In 1E 369, the War of Succession began in Skyrim after the death of High King Borgas.[5] Imperial historians attribute the war to the Moot's failure to appoint "the obvious and capable" Jarl Hanse of Winterhold.[2] The war, which lasted until 1E 420 and resulted in the collapse of the First Empire of the Nords, was brought to an end with the Pact of Chieftains, which dictated that the Moot only be convened when the High King died without any direct heirs.[2] The war ended and Olaf One-Eye was named the High King.[6] While the pact of chieftains was selecting a new leader, Cyrodiil reclaimed the territories in southern Skyrim that had been lost to them during the times of the First Empire of the Nords.[7] Several inkwells used to sign the document survived until the Interregnum.[8] The Moot served in its limited role well, and was only called upon three times until at least the late Second Era.[2]

The first of these occasions came with the death of High King Olaf One-Eye,[9] the very man who was crowned at the conclusion of the War of Succession.[6] Olaf's rule was marked by great strife among the Nords, and amid fears of another contentious Moot, each of Skyrim's holds sent a mage to a special convocation to craft a magical artifact capable of testing the worth of potential rulers.

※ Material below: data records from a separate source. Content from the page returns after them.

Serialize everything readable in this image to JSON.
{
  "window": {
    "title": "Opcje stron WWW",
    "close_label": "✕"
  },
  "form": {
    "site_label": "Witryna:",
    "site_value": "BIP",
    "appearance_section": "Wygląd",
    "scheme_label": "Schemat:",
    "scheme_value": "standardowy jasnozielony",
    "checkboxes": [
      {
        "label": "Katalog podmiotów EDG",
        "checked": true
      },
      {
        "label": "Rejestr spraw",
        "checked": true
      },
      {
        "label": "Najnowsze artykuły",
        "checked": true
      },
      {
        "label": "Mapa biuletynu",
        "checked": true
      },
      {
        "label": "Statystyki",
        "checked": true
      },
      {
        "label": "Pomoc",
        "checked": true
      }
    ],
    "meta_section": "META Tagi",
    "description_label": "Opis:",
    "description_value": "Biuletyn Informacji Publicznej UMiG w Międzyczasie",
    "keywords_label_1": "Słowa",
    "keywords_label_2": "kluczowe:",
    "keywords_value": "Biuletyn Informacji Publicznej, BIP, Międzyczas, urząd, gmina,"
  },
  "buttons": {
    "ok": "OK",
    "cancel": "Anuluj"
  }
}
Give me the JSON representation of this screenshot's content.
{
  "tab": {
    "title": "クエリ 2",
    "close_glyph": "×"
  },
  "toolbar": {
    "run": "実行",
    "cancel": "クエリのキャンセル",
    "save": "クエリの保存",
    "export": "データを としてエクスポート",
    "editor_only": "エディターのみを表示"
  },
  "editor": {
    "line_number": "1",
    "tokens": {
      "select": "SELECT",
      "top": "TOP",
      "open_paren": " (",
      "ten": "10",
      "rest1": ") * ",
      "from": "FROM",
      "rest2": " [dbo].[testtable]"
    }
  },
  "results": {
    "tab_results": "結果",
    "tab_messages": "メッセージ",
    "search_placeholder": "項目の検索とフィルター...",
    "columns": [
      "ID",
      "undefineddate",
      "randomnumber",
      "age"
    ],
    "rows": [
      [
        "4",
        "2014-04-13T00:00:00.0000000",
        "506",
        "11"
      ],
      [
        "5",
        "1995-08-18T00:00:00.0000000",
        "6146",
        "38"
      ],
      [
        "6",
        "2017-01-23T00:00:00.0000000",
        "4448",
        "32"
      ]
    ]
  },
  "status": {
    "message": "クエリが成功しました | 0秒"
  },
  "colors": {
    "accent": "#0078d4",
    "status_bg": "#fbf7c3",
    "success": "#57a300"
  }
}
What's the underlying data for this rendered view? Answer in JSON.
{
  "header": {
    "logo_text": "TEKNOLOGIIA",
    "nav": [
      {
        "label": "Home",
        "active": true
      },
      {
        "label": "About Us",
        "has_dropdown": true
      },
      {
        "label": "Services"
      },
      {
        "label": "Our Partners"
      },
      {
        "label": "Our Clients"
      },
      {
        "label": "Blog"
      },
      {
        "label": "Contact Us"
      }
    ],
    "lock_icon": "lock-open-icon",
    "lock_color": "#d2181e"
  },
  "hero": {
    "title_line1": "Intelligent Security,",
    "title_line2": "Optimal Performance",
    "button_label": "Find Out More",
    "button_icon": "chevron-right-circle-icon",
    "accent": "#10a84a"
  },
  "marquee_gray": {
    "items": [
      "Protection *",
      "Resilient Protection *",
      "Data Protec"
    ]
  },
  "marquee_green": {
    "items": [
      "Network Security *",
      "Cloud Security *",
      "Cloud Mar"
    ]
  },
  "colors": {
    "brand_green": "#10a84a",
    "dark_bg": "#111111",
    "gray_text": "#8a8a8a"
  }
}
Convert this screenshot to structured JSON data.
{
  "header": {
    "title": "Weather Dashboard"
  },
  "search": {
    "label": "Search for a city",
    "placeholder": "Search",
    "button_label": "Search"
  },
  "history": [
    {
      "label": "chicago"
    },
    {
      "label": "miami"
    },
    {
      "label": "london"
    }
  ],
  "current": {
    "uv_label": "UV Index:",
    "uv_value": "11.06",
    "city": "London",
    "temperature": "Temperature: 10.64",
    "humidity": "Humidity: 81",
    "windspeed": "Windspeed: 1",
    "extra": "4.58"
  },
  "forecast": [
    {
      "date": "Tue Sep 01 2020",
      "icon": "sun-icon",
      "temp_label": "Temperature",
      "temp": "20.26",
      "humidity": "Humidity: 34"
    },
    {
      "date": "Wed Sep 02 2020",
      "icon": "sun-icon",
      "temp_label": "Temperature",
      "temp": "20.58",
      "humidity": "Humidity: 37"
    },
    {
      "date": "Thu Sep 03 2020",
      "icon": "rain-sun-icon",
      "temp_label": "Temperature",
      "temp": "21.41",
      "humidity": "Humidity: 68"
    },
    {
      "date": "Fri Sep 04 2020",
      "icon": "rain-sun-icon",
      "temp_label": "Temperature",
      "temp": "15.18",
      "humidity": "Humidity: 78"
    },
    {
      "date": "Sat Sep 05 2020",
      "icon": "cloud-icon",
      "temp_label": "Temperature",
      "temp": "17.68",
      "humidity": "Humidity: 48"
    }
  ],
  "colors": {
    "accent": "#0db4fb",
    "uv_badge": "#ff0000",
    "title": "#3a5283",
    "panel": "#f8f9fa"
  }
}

The result was the Crown of Verity, which replaced the lost Jagged Crown as the symbol of Skyrim's monarchs. When the Moot selected the warrior and chieftain Asurn Ice-Breaker to be the next High King, they mandated that he also don the Crown of Verity. Upon Asurn's unequivocal rejection by the crown, he threatened to kill the Moot, but one member challenged Asurn to lawful combat. Asurn was swiftly struck down, and the duel's victor, Kjoric the White, was then accepted by the Crown of Verity and pronounced High King by the Moot.[9]

The Moot continued using the Crown of Verity to determine the worthiness of candidates for the throne, and the practice was accepted without question until the assassination of High King Logrolf in 2E 431. Logrolf's daughter, Freydis, was in line to succeed him as High Queen, but Jarl Svartr of Solitude denied her legitimacy and demanded a Moot be called to choose a successor. Freydis was accepted by the Crown of Verity, subsequently renamed the Crown of Freydis in her honor, and crowned High Queen in Windhelm, but a partial Moot convened in Solitude and declared Svartr to be High King. This marked the division of Skyrim into eastern and western kingdoms, a schism that lasted for many years afterwards.[9]

Following the death of king Hoag Merkiller, Wulfharth was elected by the Pact of Chieftains.[10]

In the late Third Era the Moot still gathered to recognize the new High King, but it had been reduced to a little more than a formality. This was due to Skyrim's capital becoming the city most directly influenced by Imperial culture and politics, meaning the Jarl of Solitude typically served as High King without dispute.[1] This held true up until the reign of High King Torygg in the second and early third centuries of the Fourth Era.[3].

The Great MootEdit

A Great Moot

In the Second Era, the Ebonheart Pact was governed by a separate body called the Great Moot, wherein decisions were ratified by representatives from the Pact's three member nations. The Great Moot convened in the Pact's capital of Mournhold.[11] In 2E 572, Jorunn the Skald-King of Eastern Skyrim was named acting High King of the Great Moot after he thwarted an Akaviri invasion with the aid of Dunmer and Argonian forces.[12] In 2E 582, Jorunn's rule was again ratified at the summit of Skuldafn following his brother Fildgor Orcthane's failed attempt to usurp the throne.[13]


  • The term moot is also used to describe important meetings of political nature among Orcs[14] and Reachfolk.[15]